The only to legally dissolve a labor union in the United States is through the National Labor Relations Board. This government division formerly creates and dissolves all labor unions in the country and also provides third-party vote counting for the election of union representatives. Dissolving a labor union is sometimes used as a calculated legal maneuver to influence the collective bargaining process. This tactic was employed by the NFL Players Association in March 2011.
Union Member Vote
The National Labor Relations Act empowers members of a labor union to dissolve the union by means of a majority vote. Members of a labor union may vote to dissolve a particular union at any time. The record of the dissolution must be sent in writing to the National Labor Relations Board. This petition to dissolve the labor union must carry the signatures of at least 30 percent of active union members, according to the website for the National Labor Relations Board.

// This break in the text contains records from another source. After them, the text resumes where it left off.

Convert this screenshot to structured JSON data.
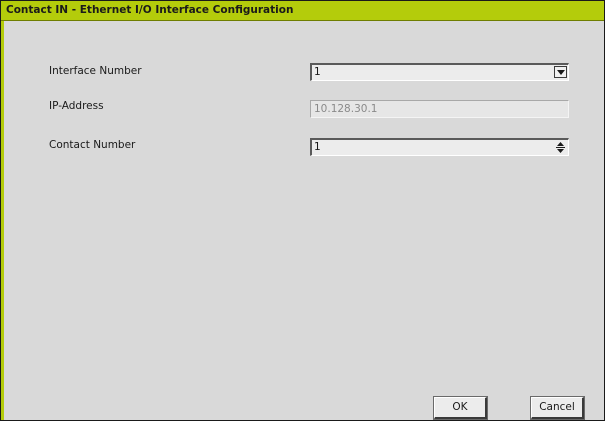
{
  "dialog": {
    "title": "Contact IN - Ethernet I/O Interface Configuration"
  },
  "form": {
    "interface_number": {
      "label": "Interface Number",
      "value": "1",
      "icon": "chevron-down-icon"
    },
    "ip_address": {
      "label": "IP-Address",
      "value": "10.128.30.1"
    },
    "contact_number": {
      "label": "Contact Number",
      "value": "1",
      "icon": "spinner-arrows-icon"
    }
  },
  "buttons": {
    "ok": "OK",
    "cancel": "Cancel"
  },
  "colors": {
    "title_bar": "#b4cc0b",
    "background": "#d9d9d9"
  }
}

The NLRB must certify the request of a labor union to dissolve by reviewing the union's submitted petition. An NLRB official determines if the unit of employees involved in the labor union is appropriate by making sure each member is properly employed and that all votes are reflected correctly in the union's dissolution petition. Once these criteria are certified the union is considered legally dissolved and its representation may no longer act on the behalf of former union members in any legal capacity.
Effects of Dissolving a Union
Members of a dissolved labor union lose the right to collectively bargain wages, benefits and working conditions with an employer. These workers also lose the right to collectively strike as part of a collective bargaining strategy. By that same token, an employer also loses the right to lock employees out of work when facing an impasse with regard to collective bargaining. All worker rights under the Fair Labor Standards Act take effect upon union dissolution including minimum wage standards, rights to overtime pay and discrimination based on protected criteria.
Blocking Union Dissolution
Dissolving a labor union may only be performed after the union has exhausted all other collective bargaining options. An employer may attempt to block the dissolution of a labor union and force representatives to come back to the bargaining table through a court order. The employer must show that the union did not act in good faith to negotiate a labor agreement before moving to dissolve. As of April 2011, this legal maneuver is illustrated in a motion filed by NFL owners to block the dissolution of the NFL Player's Association on the grounds that union representatives failed to negotiate up until the expiration of an existing collective bargaining agreement.